A week ago, I attended Ian Watt‘s workshop on Wikidata at the Scottish Open Data Unconference 2020. It was an interesting session and it got me thinking about how we might upload some our datasets of interest (e.g. amounts of waste generated & recycled per Scottish council area, ‘carbon impact’ figures) into Wikidata. Would having such datasets in Wikidata, be useful?
There is interest in “per council area” and “per citizen“ waste data so I thought that I’d start by uploading into Wikidata, a dataset that describes the populations per Scottish council area per year (source: the Population Estimates data cube at statistics.gov.scot).
This executable notebook steps through the nitty-gritty of doing that. SPARQL is used to pull data from both Wikidata and statistics.gov.scot; the data is compared and the QuickStatements tool is used to help automate the creation and modification of Wikidata records. 2232 edits were executed against Wikidata through QuickStatements (taking about 30 mins). Unfortunately QuickStatements does not yet support a means to set the
rank of a statement so I had to individually edit the 32 council area pages to mark, in each, its 2019 population value as the
Preferred rank population value …indicating that it is the most up-to-date population value.

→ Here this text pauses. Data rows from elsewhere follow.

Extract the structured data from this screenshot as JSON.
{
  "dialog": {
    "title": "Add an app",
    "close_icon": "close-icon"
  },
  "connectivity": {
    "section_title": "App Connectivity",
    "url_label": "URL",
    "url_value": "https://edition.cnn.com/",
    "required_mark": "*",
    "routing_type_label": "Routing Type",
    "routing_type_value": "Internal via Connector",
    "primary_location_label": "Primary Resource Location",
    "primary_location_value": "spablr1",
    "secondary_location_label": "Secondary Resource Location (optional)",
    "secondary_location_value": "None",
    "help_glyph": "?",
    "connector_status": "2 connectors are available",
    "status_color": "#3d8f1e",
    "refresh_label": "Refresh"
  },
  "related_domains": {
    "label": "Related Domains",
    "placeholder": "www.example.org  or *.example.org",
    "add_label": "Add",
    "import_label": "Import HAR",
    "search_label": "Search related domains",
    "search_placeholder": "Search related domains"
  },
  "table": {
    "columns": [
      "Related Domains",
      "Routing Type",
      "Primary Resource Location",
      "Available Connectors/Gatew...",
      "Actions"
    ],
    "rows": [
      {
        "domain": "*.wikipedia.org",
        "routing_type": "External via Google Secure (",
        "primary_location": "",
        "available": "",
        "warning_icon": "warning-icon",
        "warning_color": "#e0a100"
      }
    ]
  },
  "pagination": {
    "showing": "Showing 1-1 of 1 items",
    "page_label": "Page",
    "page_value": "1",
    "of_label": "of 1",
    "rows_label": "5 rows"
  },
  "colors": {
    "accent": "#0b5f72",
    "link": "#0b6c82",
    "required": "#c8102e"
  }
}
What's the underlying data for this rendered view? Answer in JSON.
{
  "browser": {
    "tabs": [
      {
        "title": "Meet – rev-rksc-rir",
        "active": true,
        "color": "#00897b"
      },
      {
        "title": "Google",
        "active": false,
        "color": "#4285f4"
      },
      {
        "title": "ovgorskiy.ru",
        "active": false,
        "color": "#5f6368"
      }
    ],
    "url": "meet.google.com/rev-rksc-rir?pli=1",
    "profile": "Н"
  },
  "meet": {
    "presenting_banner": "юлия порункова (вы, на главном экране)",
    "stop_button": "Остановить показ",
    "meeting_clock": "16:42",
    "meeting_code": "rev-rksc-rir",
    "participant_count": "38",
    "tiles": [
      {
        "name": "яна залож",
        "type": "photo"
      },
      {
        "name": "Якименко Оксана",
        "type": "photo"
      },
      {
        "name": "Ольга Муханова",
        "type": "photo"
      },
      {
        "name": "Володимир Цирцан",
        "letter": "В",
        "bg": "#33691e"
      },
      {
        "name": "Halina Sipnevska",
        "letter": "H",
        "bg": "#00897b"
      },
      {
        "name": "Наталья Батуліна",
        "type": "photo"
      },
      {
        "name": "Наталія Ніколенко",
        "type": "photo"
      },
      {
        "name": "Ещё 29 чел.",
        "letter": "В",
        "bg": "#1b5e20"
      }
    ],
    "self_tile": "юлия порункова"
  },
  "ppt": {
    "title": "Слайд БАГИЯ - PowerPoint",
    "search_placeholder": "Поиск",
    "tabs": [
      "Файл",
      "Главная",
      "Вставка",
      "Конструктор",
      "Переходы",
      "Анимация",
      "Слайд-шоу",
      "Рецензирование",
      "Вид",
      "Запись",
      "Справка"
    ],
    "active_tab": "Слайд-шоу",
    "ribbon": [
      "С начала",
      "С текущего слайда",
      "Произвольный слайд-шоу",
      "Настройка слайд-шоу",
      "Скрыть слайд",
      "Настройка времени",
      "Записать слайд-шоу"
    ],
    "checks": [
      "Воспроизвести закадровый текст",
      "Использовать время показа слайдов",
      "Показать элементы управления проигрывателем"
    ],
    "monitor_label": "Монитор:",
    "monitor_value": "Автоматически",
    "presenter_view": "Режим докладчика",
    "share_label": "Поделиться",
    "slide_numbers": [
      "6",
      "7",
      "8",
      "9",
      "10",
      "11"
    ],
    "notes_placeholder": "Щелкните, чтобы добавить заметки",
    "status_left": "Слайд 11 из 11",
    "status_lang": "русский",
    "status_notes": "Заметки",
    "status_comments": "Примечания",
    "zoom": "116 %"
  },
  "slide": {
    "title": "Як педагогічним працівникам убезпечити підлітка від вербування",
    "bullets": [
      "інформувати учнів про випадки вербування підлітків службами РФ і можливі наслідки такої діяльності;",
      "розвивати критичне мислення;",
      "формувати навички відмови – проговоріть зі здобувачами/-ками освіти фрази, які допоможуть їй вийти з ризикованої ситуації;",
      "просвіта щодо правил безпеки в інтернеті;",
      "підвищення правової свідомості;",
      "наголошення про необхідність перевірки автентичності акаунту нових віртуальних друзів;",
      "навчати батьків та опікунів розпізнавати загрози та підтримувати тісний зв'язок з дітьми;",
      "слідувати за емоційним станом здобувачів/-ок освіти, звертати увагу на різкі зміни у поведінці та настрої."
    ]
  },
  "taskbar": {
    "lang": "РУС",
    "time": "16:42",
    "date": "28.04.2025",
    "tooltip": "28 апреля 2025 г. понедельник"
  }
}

But, is having this dataset in Wikidata useful?
The uploaded dataset can be pulled (de-referenced) into Wikipedia articles quite easily. As an example, I edited the Wikipedia article Council areas of Scotland to insert into its main table, the new column “Number of people (latest estimate)” whose values are pulled (each time the page is rendered) directly from the data that I uploaded into Wikidata:
Visualisations based on the upload dataset can be embedded into web pages quite easily. Here’s an example that fetches our dataset from Wikidata and renders it as a line graph, when this web page is loaded into your web browser:
Concerns, next steps, alternative approaches.
Interestingly, there is some discussion about the pros & cons of inserting Wikidata values into Wikipedia articles. The main argument against is the immaturity of Wikidata’s structure: therefore a concern about the durability of the references into its data structure. The counter point is that early use & evolution might be the best path to maturity.
The case study for our Data Commons Scotland project, is open data about waste in Scotland. So a next step for the project might be to upload into Wikidata, datasets that describe the amounts of household waste generated & recycled, and ‘carbon impact’ figures. These could also be linked to council areas – as we have done for the population dataset – to support per council area/per citizen statistics and visualisations. Appropriate properties do not yet exist in Wikidata for the description of such data about waste, so new ones would need to be ratified by the Wikidata community.
Should such datasets actually be uploaded into Wikidata?…These are small datasets and they seem to fit well enough into Wikidata’s knowledge graph. Uploading them into Wikidata may make them easier to access, de-silo the data and help enrich Wikidata’s knowledge graph. But then, of course, there is the keeping it up-to-date issue to solve. Alternatively, those datasets could be pulled dynamically and directly from statistics.gov.scot into Wikipedia articles with the help of some new MediaWiki extensions.
One thought on “The usefulness of putting datasets into Wikidata?”
Some follow-on work in this executable notebook, explores adding a CO2e dataset into Wikidata, and then making use of both the uploaded population and CO2e datasets to generate a chart showing, for household waste, the tonnes of CO2e generated per citizen per year per Scottish council area.